Months after an election that thrust the problems of the United States Postal Service into the national glare, the cash-strapped Agency has failed to restore its target delivery times.
In mid-December — awash in Christmas and New Year’s greetings — the Agency delivered as little as 62 per cent of first-class mail on time, the lowest level in years according to Postal Service data.
The rate had rebounded to 84 per cent by the week of 6 March, but remains far below the Agency’s target of about 96 per cent.
In the past 14 fiscal years, the Postal Service has lost $US87 billion ($A114 billion), including $9.2 billion ($A12.1 billion) in the 2020 fiscal year alone. This from an Agency which is supposed to be self-sustaining.
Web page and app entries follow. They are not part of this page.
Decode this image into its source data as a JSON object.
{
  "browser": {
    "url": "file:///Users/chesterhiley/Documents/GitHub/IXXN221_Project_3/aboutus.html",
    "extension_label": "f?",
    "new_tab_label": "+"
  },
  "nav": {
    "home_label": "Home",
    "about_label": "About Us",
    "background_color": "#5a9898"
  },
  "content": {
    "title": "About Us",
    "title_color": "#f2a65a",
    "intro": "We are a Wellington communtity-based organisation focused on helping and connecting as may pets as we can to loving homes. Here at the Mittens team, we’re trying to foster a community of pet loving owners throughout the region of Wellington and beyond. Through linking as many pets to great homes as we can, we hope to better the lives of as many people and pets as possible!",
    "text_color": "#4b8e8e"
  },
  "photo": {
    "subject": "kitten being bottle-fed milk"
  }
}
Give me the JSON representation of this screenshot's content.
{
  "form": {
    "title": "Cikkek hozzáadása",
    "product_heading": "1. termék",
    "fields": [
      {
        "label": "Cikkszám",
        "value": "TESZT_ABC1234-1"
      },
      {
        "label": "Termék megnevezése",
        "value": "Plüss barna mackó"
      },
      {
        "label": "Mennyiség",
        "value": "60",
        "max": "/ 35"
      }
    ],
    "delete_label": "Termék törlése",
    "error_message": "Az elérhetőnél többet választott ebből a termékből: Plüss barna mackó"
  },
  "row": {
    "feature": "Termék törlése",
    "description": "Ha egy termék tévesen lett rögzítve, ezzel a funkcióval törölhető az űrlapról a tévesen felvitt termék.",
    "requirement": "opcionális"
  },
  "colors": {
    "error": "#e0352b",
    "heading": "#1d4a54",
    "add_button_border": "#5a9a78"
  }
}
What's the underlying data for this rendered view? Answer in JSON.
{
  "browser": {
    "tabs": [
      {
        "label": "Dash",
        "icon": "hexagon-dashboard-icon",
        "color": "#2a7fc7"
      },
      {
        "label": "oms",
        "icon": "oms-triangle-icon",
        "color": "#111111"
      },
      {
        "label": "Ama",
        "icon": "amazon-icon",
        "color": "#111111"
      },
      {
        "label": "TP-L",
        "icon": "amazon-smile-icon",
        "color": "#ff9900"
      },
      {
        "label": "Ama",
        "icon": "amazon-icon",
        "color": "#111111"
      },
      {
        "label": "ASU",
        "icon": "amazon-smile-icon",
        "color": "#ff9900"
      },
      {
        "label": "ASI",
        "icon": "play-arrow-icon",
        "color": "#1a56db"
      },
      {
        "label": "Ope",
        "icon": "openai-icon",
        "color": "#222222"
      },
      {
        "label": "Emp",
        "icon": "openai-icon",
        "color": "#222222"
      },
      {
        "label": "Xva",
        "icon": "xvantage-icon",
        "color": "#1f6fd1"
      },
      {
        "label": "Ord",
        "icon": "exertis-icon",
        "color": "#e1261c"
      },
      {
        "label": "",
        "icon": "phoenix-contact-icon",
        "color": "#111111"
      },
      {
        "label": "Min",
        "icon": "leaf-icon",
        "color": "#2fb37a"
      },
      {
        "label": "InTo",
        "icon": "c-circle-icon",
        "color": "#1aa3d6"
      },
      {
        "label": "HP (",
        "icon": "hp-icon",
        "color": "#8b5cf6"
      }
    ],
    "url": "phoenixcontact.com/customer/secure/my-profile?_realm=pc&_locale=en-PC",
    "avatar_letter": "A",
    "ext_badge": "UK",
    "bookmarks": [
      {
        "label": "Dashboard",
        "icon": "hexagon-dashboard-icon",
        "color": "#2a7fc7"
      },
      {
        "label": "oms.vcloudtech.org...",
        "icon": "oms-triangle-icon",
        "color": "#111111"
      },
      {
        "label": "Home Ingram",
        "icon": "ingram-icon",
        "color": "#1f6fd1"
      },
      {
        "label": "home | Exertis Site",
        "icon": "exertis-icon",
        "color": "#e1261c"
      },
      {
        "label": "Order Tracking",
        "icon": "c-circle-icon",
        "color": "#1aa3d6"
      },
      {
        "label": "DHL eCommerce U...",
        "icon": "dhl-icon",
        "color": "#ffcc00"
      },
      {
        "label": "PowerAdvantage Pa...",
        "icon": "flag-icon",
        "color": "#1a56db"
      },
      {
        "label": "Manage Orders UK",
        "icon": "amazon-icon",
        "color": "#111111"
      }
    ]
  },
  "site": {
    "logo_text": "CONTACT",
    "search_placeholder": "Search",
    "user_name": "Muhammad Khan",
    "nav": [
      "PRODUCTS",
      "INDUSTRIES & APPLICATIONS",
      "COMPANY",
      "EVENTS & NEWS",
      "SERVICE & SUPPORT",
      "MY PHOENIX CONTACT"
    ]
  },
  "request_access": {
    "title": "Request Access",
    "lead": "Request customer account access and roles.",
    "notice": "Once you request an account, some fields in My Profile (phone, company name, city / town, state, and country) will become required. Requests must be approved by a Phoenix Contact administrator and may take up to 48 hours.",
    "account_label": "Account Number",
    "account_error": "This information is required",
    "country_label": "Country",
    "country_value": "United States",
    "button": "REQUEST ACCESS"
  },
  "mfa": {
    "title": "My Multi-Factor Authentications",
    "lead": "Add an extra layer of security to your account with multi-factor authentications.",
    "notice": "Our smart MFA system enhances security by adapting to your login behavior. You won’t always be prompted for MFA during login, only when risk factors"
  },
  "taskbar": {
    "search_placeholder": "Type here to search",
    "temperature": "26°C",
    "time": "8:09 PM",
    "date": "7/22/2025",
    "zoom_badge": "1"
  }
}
Postmaster General, Louis DeJoy is completing a soon-to-be-released plan to stabilise the Agency’s finances over 10 years that is expected to prioritise reliability and cost-effectiveness over speed.
Mr DeJoy’s report is expected to propose eliminating the use of planes for the first-class mail service to transport letters and other flat mail in the contiguous United States.
It is also expected to propose lengthening the Agency’s standard delivery time for first-class mail, which includes many envelopes and lightweight packages, from within three days to within five days.
Among other ideas under consideration are closing processing facilities and reducing some Post Office hours.
Mr DeJoy told lawmakers last month the plan was part of a concerted effort by the Agency to shift its resources to shipping packages, which has become a growing share of its business as traditional mail volumes have declined.
His proposals are almost certain to prompt resistance from the Democrats who control Congress and the White House.
Mr DeJoy, a former logistics executive and supporter of former President, Donald Trump, had already drawn Democrats’ wrath when he instituted operational changes during an election year with a historic influx of mail-in ballots.
Washington, 23 March 2021